To do ▸ Your task is to find every line in the records that holds the string "watermark" and copy it.

Interface dataset entries ▸
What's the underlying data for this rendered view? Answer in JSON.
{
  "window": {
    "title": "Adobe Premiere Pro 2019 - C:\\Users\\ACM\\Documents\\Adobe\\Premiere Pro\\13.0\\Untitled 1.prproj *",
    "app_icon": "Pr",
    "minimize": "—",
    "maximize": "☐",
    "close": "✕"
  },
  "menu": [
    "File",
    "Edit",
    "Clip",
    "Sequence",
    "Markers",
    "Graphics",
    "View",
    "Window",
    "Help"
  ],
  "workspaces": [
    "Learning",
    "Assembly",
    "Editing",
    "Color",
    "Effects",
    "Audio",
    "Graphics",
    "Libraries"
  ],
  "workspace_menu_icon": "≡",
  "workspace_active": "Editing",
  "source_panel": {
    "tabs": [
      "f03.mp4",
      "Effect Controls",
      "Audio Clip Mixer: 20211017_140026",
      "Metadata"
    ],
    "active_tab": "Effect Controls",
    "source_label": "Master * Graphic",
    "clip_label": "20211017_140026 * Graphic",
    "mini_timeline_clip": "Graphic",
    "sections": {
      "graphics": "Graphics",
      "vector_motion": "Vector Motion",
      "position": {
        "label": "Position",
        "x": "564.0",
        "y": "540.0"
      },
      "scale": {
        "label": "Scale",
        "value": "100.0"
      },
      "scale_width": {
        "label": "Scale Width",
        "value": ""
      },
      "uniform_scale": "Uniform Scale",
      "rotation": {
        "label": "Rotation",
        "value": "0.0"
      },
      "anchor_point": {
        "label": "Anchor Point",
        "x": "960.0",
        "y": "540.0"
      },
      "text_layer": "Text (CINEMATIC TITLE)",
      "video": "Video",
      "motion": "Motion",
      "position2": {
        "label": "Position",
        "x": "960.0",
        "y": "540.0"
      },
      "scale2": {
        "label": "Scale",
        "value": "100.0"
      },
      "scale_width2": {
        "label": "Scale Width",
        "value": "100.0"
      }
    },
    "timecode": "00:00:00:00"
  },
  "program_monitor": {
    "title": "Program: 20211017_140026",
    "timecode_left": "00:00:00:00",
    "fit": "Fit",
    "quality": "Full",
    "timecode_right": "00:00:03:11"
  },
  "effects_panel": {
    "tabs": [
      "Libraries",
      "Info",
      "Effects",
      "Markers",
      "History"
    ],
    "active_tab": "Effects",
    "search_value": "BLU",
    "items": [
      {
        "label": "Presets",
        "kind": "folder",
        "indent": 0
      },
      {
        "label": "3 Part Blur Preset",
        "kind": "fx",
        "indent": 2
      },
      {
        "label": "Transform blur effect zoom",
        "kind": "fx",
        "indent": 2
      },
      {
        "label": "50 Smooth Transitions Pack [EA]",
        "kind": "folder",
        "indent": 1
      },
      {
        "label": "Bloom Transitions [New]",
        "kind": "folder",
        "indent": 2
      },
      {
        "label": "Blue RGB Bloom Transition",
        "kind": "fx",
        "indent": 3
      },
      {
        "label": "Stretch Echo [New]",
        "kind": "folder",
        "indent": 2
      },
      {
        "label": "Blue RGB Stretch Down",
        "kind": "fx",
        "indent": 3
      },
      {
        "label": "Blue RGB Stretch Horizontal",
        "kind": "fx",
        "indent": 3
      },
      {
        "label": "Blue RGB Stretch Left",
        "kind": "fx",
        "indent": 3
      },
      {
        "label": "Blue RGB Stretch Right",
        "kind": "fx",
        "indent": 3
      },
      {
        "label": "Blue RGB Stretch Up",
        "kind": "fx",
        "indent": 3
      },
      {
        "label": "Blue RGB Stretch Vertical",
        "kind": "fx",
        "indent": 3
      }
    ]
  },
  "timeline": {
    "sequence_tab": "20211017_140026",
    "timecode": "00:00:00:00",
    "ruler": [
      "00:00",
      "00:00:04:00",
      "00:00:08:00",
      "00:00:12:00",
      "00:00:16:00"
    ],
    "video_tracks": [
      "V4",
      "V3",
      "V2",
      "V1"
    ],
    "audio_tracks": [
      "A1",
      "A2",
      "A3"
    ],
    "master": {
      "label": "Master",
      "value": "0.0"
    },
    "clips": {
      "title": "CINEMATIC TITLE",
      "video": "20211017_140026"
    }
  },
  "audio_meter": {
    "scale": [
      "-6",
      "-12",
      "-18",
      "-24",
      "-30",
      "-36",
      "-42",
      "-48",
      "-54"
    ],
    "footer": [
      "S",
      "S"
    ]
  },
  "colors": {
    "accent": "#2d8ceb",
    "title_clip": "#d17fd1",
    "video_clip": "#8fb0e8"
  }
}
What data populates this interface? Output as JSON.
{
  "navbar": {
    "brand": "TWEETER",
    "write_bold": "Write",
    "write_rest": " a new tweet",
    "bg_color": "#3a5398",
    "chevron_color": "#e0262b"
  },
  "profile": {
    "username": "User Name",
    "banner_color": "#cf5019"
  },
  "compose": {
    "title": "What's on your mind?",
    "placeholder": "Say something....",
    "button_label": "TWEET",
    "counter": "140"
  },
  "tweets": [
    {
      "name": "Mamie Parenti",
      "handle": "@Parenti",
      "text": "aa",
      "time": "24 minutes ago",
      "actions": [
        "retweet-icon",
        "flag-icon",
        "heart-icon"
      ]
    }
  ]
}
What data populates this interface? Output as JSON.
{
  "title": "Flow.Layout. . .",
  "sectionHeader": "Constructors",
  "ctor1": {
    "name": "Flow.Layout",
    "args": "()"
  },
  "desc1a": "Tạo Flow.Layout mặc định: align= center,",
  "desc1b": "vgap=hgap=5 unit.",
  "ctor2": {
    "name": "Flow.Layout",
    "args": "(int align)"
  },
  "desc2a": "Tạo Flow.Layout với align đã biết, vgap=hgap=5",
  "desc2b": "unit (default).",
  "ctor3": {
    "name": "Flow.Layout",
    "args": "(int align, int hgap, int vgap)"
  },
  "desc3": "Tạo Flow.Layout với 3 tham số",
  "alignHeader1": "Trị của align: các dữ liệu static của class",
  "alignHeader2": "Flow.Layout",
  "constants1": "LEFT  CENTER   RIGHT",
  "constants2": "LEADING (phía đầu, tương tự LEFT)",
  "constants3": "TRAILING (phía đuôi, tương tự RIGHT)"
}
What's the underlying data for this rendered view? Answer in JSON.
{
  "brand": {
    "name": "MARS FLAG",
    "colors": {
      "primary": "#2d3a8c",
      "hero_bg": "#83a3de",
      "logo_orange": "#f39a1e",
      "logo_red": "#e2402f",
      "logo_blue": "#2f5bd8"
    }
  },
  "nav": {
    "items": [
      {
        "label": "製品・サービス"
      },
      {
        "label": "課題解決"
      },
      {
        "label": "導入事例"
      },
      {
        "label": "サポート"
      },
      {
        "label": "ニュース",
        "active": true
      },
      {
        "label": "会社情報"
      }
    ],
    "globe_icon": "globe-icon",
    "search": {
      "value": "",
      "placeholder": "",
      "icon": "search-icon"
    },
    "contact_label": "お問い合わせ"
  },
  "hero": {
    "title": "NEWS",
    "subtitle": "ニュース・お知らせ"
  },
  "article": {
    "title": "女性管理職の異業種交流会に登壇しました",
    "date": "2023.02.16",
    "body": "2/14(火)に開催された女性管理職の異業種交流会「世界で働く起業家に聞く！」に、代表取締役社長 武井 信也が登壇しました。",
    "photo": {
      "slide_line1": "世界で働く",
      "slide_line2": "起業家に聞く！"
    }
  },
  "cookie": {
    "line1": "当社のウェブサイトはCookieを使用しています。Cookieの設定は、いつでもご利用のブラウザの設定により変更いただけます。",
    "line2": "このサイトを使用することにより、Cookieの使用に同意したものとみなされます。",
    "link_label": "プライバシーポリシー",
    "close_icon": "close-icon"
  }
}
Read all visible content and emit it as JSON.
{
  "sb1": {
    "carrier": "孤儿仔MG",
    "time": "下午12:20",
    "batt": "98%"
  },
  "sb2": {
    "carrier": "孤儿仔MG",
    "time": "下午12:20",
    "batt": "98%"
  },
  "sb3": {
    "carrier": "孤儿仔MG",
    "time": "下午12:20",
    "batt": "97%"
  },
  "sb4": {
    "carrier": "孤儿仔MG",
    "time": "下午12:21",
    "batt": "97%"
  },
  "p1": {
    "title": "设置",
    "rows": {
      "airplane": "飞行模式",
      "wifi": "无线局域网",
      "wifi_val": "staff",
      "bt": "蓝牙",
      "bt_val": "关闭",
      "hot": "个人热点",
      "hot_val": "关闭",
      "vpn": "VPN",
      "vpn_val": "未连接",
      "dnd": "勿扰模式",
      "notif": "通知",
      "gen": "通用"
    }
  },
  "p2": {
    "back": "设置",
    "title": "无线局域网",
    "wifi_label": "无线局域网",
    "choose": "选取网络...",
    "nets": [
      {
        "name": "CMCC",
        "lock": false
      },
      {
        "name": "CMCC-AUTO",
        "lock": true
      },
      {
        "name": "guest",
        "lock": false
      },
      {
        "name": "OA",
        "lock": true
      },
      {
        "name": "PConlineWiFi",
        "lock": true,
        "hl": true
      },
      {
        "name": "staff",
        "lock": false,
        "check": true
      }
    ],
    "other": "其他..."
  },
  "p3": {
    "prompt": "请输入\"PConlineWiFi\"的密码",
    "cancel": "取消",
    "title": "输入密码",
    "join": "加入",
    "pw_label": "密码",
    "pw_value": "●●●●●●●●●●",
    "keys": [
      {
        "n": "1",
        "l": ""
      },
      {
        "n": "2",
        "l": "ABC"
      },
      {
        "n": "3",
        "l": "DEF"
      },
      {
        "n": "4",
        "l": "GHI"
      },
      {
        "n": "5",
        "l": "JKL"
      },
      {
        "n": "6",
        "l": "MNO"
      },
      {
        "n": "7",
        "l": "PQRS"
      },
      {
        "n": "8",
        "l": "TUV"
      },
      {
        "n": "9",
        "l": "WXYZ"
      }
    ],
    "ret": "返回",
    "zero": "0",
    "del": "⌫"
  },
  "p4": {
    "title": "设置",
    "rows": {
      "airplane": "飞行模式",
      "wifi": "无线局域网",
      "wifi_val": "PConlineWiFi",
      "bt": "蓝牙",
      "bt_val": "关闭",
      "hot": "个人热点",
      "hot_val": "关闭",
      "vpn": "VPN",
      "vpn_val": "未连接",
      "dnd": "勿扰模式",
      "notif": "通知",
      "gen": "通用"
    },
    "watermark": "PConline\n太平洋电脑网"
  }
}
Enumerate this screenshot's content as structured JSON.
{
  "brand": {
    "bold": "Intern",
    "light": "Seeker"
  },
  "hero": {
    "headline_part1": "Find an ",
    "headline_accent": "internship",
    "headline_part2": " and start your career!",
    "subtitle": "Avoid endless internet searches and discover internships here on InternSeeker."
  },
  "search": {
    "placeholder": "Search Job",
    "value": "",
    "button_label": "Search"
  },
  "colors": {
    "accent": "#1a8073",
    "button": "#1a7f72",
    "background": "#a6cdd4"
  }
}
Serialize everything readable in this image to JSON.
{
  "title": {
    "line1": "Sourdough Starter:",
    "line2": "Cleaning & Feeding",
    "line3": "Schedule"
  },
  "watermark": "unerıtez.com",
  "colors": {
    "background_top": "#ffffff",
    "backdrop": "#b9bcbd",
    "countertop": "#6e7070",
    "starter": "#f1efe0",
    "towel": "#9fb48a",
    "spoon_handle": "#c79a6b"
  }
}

Response for this exercise ▸
    "watermark": "PConline\n太平洋电脑网"
  "watermark": "unerıtez.com",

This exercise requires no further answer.